■ **The data**
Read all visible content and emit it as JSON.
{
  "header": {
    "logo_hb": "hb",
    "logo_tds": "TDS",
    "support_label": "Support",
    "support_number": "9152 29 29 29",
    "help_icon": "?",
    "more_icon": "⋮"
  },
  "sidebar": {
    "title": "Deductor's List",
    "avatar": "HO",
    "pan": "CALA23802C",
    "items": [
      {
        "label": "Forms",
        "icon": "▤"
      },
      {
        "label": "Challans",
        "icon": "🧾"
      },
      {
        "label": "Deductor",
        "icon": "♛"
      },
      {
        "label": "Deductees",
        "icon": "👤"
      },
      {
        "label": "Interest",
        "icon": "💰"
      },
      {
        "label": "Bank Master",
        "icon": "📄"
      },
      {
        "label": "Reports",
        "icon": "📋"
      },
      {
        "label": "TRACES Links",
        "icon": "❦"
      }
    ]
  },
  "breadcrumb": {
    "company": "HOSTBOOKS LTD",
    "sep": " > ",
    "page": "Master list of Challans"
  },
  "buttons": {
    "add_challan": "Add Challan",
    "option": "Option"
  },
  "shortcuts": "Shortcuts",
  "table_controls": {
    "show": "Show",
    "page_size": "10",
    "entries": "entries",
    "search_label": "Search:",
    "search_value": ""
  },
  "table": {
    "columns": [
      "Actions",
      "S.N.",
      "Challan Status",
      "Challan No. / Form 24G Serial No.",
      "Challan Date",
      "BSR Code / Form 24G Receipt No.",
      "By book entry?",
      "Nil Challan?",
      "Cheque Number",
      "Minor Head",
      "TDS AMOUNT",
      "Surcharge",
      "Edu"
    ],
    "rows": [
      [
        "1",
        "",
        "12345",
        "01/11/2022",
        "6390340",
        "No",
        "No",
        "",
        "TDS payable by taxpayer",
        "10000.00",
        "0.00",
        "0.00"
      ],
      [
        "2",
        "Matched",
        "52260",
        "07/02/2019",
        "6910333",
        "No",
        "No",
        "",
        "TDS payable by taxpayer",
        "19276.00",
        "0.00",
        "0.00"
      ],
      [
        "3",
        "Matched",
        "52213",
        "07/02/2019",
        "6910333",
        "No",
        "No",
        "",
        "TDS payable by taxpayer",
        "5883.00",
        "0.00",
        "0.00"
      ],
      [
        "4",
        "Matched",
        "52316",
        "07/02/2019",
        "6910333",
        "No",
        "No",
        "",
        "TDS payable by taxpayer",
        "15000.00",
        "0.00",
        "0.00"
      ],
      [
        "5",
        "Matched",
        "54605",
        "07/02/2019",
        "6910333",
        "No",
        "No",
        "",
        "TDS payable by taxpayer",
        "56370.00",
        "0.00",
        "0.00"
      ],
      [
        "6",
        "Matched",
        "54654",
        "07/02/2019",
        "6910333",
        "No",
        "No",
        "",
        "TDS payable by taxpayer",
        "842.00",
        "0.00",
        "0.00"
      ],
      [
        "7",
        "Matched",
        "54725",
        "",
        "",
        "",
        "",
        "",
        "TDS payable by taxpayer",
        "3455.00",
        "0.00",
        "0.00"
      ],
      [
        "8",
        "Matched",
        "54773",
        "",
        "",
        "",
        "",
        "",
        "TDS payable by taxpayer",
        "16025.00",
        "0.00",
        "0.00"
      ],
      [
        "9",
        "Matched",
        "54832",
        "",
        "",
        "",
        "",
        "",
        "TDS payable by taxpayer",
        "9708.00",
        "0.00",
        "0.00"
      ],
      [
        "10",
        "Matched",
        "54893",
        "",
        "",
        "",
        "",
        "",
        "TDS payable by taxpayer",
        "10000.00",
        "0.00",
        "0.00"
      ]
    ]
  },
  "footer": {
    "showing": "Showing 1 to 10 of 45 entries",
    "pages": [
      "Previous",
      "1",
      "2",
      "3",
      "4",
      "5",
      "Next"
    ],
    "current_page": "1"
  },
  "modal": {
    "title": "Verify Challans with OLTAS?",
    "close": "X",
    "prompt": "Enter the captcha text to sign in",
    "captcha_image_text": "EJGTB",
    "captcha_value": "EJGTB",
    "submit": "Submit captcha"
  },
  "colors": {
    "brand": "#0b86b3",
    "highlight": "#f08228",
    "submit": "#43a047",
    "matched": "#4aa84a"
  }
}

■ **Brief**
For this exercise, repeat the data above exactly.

■ **Response below**
Read all visible content and emit it as JSON.
{
  "header": {
    "logo_hb": "hb",
    "logo_tds": "TDS",
    "support_label": "Support",
    "support_number": "9152 29 29 29",
    "help_icon": "?",
    "more_icon": "⋮"
  },
  "sidebar": {
    "title": "Deductor's List",
    "avatar": "HO",
    "pan": "CALA23802C",
    "items": [
      {
        "label": "Forms",
        "icon": "▤"
      },
      {
        "label": "Challans",
        "icon": "🧾"
      },
      {
        "label": "Deductor",
        "icon": "♛"
      },
      {
        "label": "Deductees",
        "icon": "👤"
      },
      {
        "label": "Interest",
        "icon": "💰"
      },
      {
        "label": "Bank Master",
        "icon": "📄"
      },
      {
        "label": "Reports",
        "icon": "📋"
      },
      {
        "label": "TRACES Links",
        "icon": "❦"
      }
    ]
  },
  "breadcrumb": {
    "company": "HOSTBOOKS LTD",
    "sep": " > ",
    "page": "Master list of Challans"
  },
  "buttons": {
    "add_challan": "Add Challan",
    "option": "Option"
  },
  "shortcuts": "Shortcuts",
  "table_controls": {
    "show": "Show",
    "page_size": "10",
    "entries": "entries",
    "search_label": "Search:",
    "search_value": ""
  },
  "table": {
    "columns": [
      "Actions",
      "S.N.",
      "Challan Status",
      "Challan No. / Form 24G Serial No.",
      "Challan Date",
      "BSR Code / Form 24G Receipt No.",
      "By book entry?",
      "Nil Challan?",
      "Cheque Number",
      "Minor Head",
      "TDS AMOUNT",
      "Surcharge",
      "Edu"
    ],
    "rows": [
      [
        "1",
        "",
        "12345",
        "01/11/2022",
        "6390340",
        "No",
        "No",
        "",
        "TDS payable by taxpayer",
        "10000.00",
        "0.00",
        "0.00"
      ],
      [
        "2",
        "Matched",
        "52260",
        "07/02/2019",
        "6910333",
        "No",
        "No",
        "",
        "TDS payable by taxpayer",
        "19276.00",
        "0.00",
        "0.00"
      ],
      [
        "3",
        "Matched",
        "52213",
        "07/02/2019",
        "6910333",
        "No",
        "No",
        "",
        "TDS payable by taxpayer",
        "5883.00",
        "0.00",
        "0.00"
      ],
      [
        "4",
        "Matched",
        "52316",
        "07/02/2019",
        "6910333",
        "No",
        "No",
        "",
        "TDS payable by taxpayer",
        "15000.00",
        "0.00",
        "0.00"
      ],
      [
        "5",
        "Matched",
        "54605",
        "07/02/2019",
        "6910333",
        "No",
        "No",
        "",
        "TDS payable by taxpayer",
        "56370.00",
        "0.00",
        "0.00"
      ],
      [
        "6",
        "Matched",
        "54654",
        "07/02/2019",
        "6910333",
        "No",
        "No",
        "",
        "TDS payable by taxpayer",
        "842.00",
        "0.00",
        "0.00"
      ],
      [
        "7",
        "Matched",
        "54725",
        "",
        "",
        "",
        "",
        "",
        "TDS payable by taxpayer",
        "3455.00",
        "0.00",
        "0.00"
      ],
      [
        "8",
        "Matched",
        "54773",
        "",
        "",
        "",
        "",
        "",
        "TDS payable by taxpayer",
        "16025.00",
        "0.00",
        "0.00"
      ],
      [
        "9",
        "Matched",
        "54832",
        "",
        "",
        "",
        "",
        "",
        "TDS payable by taxpayer",
        "9708.00",
        "0.00",
        "0.00"
      ],
      [
        "10",
        "Matched",
        "54893",
        "",
        "",
        "",
        "",
        "",
        "TDS payable by taxpayer",
        "10000.00",
        "0.00",
        "0.00"
      ]
    ]
  },
  "footer": {
    "showing": "Showing 1 to 10 of 45 entries",
    "pages": [
      "Previous",
      "1",
      "2",
      "3",
      "4",
      "5",
      "Next"
    ],
    "current_page": "1"
  },
  "modal": {
    "title": "Verify Challans with OLTAS?",
    "close": "X",
    "prompt": "Enter the captcha text to sign in",
    "captcha_image_text": "EJGTB",
    "captcha_value": "EJGTB",
    "submit": "Submit captcha"
  },
  "colors": {
    "brand": "#0b86b3",
    "highlight": "#f08228",
    "submit": "#43a047",
    "matched": "#4aa84a"
  }
}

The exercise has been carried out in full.